At a time of major changes and adjustments, stability in terms of values and principles is required. Greece is a European, Balkan and Mediterranean country whose foreign policy is based on the principles of democracy, respect for international law, as well as the expansion and development of human rights. A basic pillar of Greek foreign policy is, of course, to deepen the country's participation in the European Union. Moreover, Greece’s participation in both the EU and NATO gives the country strategic advantages in Southeastern Europe, since it can and does play an important role in promoting cooperation in the region.
The crowning moment of Greece’s European policy in recent years was, of course, the Helsinki European Council in December 1999, at which Greek-Turkish relations were placed in a new context, that of a European Union governed by accepted principles and rules of international law. The Helsinki decision was an historic one for peace, security and growth in the region since it created a positive outlook for Greek-Turkish relations.
With the most recent EU enlargement and the accession of ten countries, the Union in effect has moved beyond the artificial divisions of Europe’s Cold War past and expanded the area of stability and democracy on the continent.
Having made a substantial contribution to the shaping of the decisions taken at the Helsinki Council, Greece stressed its political will to work in order to further strengthen the process of European unification.
Greece will continue to make an active and substantive contribution to the three central issues which dominate the European agenda. Firstly, it will continue to support the ongoing process of European enlargement with the gradual integration of the whole Balkan region into the European family in order to safeguard peace, stability, democracy and development in the region. Greece considers that the European perspective is the most reliable and attractive direction for the region and that the Union should send a message to the Balkan countries telling them that they are potential candidates for membership. (The Greek positions on the European perspective of the Balkans is included in the memorandum of the Greek Presidency on the situation in the region.

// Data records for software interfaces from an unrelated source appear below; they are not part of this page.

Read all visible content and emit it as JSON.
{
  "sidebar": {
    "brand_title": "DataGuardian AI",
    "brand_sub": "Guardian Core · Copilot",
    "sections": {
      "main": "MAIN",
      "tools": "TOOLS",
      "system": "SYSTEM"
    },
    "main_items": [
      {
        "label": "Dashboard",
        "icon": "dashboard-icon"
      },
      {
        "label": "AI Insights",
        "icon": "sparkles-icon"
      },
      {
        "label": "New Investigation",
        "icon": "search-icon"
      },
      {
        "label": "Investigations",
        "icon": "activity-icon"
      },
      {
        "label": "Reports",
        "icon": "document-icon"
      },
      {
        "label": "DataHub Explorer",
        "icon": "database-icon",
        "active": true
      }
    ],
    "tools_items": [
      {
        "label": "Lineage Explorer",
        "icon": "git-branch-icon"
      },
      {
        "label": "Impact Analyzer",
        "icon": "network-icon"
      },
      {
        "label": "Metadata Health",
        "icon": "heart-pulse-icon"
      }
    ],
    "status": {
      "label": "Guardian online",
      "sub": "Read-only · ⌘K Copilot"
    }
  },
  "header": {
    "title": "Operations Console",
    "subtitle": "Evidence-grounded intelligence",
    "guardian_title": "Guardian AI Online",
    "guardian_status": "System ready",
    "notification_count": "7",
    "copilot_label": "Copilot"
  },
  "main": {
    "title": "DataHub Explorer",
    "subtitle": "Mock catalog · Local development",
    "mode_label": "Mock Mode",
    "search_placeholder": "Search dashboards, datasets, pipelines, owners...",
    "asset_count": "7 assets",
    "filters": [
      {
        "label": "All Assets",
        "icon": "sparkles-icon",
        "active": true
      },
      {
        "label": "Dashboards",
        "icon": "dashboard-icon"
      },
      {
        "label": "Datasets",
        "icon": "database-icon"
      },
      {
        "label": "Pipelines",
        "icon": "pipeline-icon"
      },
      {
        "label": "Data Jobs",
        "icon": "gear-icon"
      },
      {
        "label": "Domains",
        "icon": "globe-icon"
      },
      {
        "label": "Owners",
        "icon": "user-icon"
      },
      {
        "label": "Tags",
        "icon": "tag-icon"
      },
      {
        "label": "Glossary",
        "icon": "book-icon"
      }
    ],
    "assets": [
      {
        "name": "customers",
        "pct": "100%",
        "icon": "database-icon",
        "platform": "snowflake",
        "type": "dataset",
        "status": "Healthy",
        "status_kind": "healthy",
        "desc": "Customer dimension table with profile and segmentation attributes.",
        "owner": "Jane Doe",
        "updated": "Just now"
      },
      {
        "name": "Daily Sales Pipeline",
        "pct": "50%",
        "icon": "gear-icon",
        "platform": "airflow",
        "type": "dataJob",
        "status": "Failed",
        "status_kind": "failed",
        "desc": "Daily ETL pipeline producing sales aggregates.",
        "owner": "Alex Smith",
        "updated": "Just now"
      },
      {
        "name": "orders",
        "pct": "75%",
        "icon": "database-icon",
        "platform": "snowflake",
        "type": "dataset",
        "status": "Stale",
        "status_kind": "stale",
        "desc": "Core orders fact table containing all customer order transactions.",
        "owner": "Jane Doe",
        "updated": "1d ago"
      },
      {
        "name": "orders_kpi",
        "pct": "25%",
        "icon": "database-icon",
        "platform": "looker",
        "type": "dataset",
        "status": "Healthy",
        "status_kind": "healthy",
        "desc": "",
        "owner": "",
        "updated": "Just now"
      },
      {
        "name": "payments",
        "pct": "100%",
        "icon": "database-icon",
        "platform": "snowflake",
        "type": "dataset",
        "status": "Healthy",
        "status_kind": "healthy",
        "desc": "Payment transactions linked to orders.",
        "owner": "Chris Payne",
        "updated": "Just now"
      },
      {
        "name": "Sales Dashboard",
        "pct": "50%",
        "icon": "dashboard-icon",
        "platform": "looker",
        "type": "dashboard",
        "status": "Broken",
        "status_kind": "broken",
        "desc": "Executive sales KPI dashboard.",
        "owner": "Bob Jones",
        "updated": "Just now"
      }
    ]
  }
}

See the newspaper ‘To Vima’, 12 January 2003).
Secondly, European foreign policy and security and defence policy should be strengthened, as should the ability of the Union to intervene in its own right in order to prevent and manage crises and restore peace.
Lastly, the third critical issue to which Greece attributes particular importance is the need for European enlargement to be accompanied by a deepening of integration. With specific proposals on the institutional reform of the Union, Greece will contribute to strengthening the democratic legitimacy and effectiveness of the Union.